● **What is being asked**: List all lines in the material below that contain "title".

● **Input data**:
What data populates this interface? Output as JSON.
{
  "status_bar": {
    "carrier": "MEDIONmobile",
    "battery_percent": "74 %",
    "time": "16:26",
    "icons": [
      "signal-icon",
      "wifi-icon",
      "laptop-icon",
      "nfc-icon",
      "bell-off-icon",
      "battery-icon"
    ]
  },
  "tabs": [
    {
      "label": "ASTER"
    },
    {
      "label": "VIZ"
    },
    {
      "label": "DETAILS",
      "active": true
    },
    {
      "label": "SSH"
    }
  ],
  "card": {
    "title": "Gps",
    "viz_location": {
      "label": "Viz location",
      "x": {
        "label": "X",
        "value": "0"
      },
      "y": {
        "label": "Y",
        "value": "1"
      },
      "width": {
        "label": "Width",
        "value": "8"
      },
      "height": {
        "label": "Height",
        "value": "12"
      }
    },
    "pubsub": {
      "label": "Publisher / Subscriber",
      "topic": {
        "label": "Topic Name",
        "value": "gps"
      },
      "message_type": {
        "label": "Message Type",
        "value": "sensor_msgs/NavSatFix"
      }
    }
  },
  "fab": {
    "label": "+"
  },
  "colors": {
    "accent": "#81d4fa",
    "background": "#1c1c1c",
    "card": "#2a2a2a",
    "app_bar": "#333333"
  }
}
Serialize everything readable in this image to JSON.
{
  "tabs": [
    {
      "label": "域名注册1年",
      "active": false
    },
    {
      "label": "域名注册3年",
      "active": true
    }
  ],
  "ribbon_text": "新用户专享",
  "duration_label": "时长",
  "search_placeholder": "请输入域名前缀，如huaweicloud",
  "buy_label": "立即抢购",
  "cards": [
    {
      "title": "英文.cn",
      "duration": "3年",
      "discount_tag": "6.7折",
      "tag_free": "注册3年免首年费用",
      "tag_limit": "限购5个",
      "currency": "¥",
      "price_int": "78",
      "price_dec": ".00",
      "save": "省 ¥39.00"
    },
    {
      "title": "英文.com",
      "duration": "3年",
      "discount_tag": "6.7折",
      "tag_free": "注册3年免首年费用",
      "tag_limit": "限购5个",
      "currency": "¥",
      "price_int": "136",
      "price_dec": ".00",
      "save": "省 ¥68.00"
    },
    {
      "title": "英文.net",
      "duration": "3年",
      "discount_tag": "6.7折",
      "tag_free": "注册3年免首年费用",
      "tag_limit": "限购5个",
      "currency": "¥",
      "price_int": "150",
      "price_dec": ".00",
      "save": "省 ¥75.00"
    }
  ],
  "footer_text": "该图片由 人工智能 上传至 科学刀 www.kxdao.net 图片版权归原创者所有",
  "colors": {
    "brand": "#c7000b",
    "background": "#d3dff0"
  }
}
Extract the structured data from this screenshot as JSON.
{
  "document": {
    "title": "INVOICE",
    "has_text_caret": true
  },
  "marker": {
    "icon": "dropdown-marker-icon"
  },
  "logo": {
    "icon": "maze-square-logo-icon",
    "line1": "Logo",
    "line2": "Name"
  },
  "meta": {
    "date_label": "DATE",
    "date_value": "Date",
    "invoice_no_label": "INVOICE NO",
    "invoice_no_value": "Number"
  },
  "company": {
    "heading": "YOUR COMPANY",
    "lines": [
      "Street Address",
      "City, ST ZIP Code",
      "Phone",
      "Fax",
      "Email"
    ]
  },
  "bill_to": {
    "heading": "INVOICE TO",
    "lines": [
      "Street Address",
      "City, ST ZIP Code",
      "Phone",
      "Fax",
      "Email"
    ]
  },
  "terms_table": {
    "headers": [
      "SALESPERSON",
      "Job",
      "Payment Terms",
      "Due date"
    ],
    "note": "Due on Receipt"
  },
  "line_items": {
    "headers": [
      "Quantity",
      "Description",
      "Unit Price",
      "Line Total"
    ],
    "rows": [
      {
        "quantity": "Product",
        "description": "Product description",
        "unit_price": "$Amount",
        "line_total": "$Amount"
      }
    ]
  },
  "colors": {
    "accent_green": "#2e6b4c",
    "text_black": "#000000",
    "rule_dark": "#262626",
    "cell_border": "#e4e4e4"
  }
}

● **Result below**:
    "title": "Gps",
      "title": "英文.cn",
      "title": "英文.com",
      "title": "英文.net",
    "title": "INVOICE",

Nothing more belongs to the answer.